Work to complete:
Say how many lines in the records contain the string "heart", giving the number by itself.

(Items from an interface collection)
-----

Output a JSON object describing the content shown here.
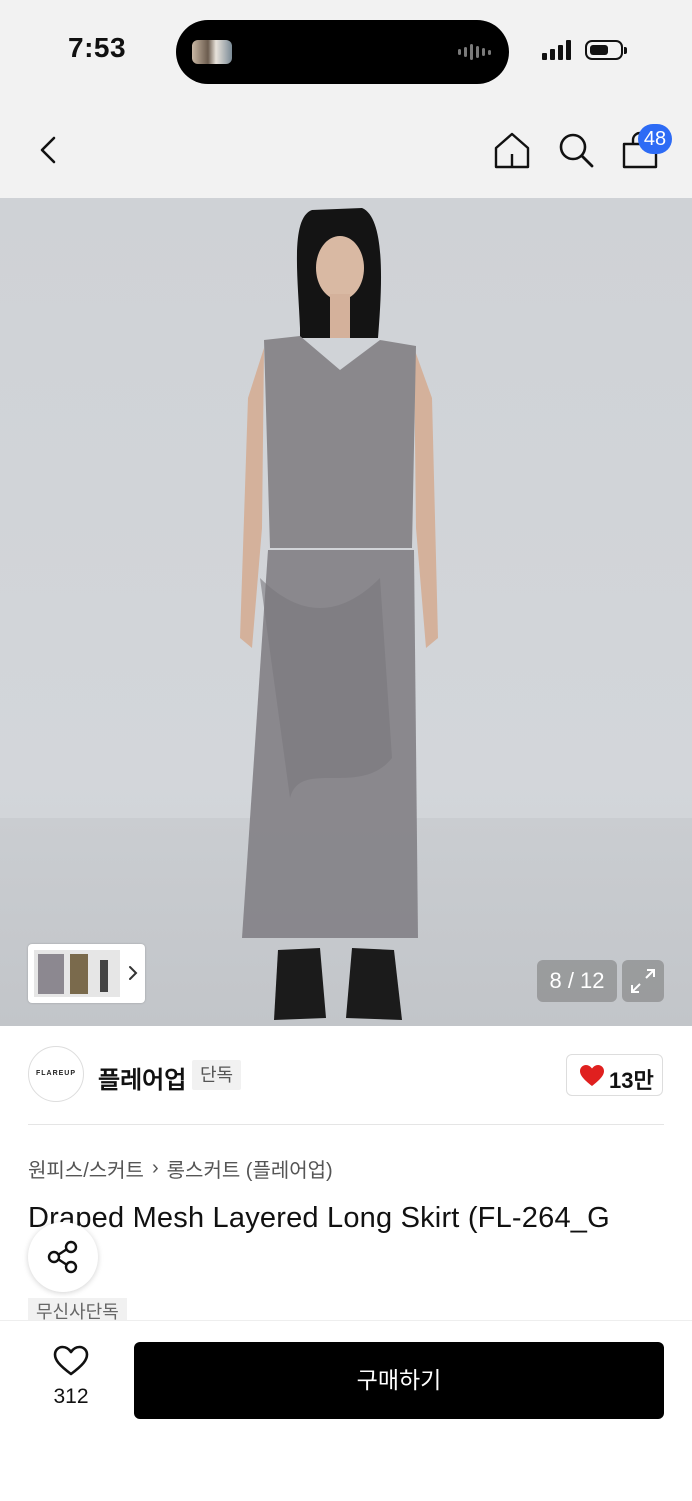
{
  "status_bar": {
    "time": "7:53"
  },
  "nav": {
    "cart_count": "48"
  },
  "gallery": {
    "current": "8 / 12"
  },
  "brand": {
    "logo_text": "FLAREUP",
    "name": "플레어업",
    "tag": "단독",
    "likes": "13만"
  },
  "breadcrumb": {
    "category": "원피스/스커트",
    "separator": "›",
    "subcategory": "롱스커트 (플레어업)"
  },
  "product": {
    "title": "Draped Mesh Layered Long Skirt (FL-264_G",
    "tag": "무신사단독"
  },
  "bottom_bar": {
    "wish_count": "312",
    "buy_label": "구매하기"
  },
  "colors": {
    "accent_badge": "#2d6bf5",
    "heart": "#e0201f",
    "buy_button": "#000000"
  },
  "icons": [
    "back-icon",
    "home-icon",
    "search-icon",
    "cart-icon",
    "expand-icon",
    "chevron-right-icon",
    "heart-icon",
    "share-icon",
    "heart-outline-icon"
  ]
}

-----

Answer section:
3